Just like our teaching strategies are changing as we shift to the discovery-centered, NGSS-style of instruction, we also need to change how we teach vocabulary. This can be a touchy subject, I know. For one, we’ve just been doing it the same way forever. Second, many administrators encourage (or require) a specific approach. And third, sometimes even IEPs place specific demands on vocabulary instruction. That said, what works for vocabulary instruction in an ELA class isn’t always going to be so effective in science, and it’s important that we start recognizing it. Give me a chance to convince you?
How We Have Been Teaching Vocabulary
So if your schools were anything like mine — and I mean, from my own experiences in middle and high school all the way through student teaching and teaching on my own — science vocabulary was often taught at the beginning of a unit. I’ve heard this referred to as “front-loading,” and the idea is — teach kids all of the definitions they will need to know for the unit so that students will understand when they see them in the text or during a lecture, lab, activity, so on and so forth.
The problem here is two-fold. First, half the time students don’t memorize them anyway… so it was basically time wasted. Second, sometimes students memorize the definition without ever truly understanding the meaning. And that is LITERALLY THE WORST POSSIBLE OUTCOME. Why? Because students appear to understand without actually understanding — they think they understand. You think they understand. And everyone just goes on with their lives… never understanding.
Along those lines, vocabulary was typically taught by looking up definitions or reading texts. Students sometimes put the definition into their own words (rarely those words differed drastically from the text) and maybe they added an example (typically pulled from the text or dictionary). Again, no one is sure what they really understand, and most often, students forget the meaning within a day or two anyway.

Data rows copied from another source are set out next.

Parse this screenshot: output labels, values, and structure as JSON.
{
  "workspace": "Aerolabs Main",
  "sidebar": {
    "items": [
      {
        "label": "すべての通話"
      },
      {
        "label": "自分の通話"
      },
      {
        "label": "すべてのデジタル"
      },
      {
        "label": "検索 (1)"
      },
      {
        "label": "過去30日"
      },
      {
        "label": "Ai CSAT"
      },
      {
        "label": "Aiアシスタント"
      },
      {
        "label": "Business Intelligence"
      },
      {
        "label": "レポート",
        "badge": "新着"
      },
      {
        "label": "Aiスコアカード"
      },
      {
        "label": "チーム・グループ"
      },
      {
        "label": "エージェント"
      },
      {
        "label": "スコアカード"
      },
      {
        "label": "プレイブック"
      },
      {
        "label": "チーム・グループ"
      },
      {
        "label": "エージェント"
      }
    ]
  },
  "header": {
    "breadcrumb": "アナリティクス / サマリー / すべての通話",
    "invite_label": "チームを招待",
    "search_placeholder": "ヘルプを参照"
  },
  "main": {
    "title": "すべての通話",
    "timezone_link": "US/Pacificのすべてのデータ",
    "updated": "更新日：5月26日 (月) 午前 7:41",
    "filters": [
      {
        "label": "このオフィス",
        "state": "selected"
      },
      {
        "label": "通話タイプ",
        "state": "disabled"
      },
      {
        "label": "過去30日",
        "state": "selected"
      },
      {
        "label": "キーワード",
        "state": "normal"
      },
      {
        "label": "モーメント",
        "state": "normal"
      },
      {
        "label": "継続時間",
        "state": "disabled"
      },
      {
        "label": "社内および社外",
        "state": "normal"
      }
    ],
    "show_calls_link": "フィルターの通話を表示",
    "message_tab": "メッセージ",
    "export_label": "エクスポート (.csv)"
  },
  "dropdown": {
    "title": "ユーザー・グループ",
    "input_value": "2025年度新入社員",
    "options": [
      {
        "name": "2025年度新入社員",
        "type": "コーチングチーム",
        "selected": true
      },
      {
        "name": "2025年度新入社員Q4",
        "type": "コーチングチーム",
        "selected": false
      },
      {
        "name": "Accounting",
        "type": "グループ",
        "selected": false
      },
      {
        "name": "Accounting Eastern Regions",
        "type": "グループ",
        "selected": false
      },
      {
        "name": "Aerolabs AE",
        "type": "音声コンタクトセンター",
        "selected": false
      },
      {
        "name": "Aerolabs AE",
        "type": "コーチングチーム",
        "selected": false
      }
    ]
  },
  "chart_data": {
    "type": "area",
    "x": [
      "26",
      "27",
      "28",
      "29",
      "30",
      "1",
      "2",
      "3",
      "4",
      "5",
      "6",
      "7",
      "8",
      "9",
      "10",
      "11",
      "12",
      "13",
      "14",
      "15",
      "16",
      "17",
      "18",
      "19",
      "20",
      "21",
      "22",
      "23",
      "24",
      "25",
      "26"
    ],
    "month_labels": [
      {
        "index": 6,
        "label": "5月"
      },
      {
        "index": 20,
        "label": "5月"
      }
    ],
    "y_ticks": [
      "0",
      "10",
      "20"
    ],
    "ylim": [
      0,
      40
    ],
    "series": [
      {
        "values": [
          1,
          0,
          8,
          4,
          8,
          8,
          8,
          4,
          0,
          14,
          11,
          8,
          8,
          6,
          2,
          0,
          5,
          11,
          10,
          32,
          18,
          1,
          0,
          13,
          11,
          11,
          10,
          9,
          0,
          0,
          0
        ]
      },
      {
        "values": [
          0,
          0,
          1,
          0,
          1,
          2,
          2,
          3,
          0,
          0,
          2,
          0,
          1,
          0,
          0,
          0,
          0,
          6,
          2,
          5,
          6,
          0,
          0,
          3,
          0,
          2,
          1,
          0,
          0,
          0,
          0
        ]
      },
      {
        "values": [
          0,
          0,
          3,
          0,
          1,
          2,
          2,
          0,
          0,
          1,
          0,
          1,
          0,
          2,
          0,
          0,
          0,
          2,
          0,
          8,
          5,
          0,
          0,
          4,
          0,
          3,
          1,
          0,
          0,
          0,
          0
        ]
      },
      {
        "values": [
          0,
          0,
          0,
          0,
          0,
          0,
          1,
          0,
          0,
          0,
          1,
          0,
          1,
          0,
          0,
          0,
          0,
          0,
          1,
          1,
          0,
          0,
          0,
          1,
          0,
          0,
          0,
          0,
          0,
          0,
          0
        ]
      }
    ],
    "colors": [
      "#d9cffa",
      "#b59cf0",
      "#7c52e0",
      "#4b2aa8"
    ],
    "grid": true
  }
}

Activities to memorize the vocabulary terms followed — flashcards, interactive notebook flaps, writing sentences, doing Frayer Models, so on and so forth. Now, none of these are necessarily bad strategies — but used in this way, they aren’t really supporting learning.
Oh, and then when assessment time came, it was a matching or multiple choice quiz or exam where students simply identified which word went with which definition. Again, you will either have students who totally guess because they have no idea, or those who have memorized without truly understanding the concept behind the term. Neither option is ideal.
So that was my experience, and my first year or two, I confess, this is how I taught vocabulary. So now that we all know I also fell into this trap, let’s agree: stop doing it. Stop front-loading your vocabulary. It isn’t helping your students. None of them. Not your ESL or ELLs, not your students with IEPs, no one benefits from front-loading vocabulary in a science classroom.
I know, I know. You’re going to say that your IEP says you have to, or that it was recommended by this literacy coach or that literacy program. Here’s the thing — front-loading vocabulary when students already understand the concepts could be valuable. For example, students know what it means to feel “heartbroken.” Teaching them the term “devastated” before they see it in a text CAN be helpful. They have simply learned a new term for an “old” meaning.
Why Front-Loading Doesn’t Work In Science
Here’s the difference in science — most of the time, you are teaching the CONCEPT in addition to the TERM. That is why front-loading doesn’t work. They can’t truly understand the term and its definition until they understand the concept it is referring to. Front-loading vocabulary in your NGSS science classroom is – (I admit I’m a little hesitant to say this flat-out) – a waste of time.
If I haven’t convinced you yet – hear me out. We all learn by integrating new information into what we already currently know or believe. I think it’s called schema-theory or something. We do this from the get-go — young children learn what a ball is. They then learn the word ball, and they can understand when it’s being referenced. Like you can tell a one year old to “go get the ball” and they will bring it to you, even though they can’t use that language themselves yet. Along those lines, when they see new things that are ball-shaped — they say “BALL.” My son called the street lamps BALLS for the longest time because they were round like balls. He understood the street lamp through his understanding of a BALL. Eventually, kids learn new concepts and then eventually apply new language to those new concepts.
But they learn the concept first. It’s the same way in language instruction. I’m definitely no expert here, but I remember my Spanish teacher once told us not to think about the new Spanish vocabulary as “red = roja” but rather, think of the color itself and then the Spanish word associated. Our goal wasn’t to think in English and then translate into Spanish, but rather, think of the meaning and come up with the Spanish from it.
So how does that relate to science, again? Well, our students need to know and understand the MEANING before we can give them the term. Just like we need to know RED before we can learn ROJA. (And please pardon my poor Spanish.)
So, no more front-loading, PUHLEASE.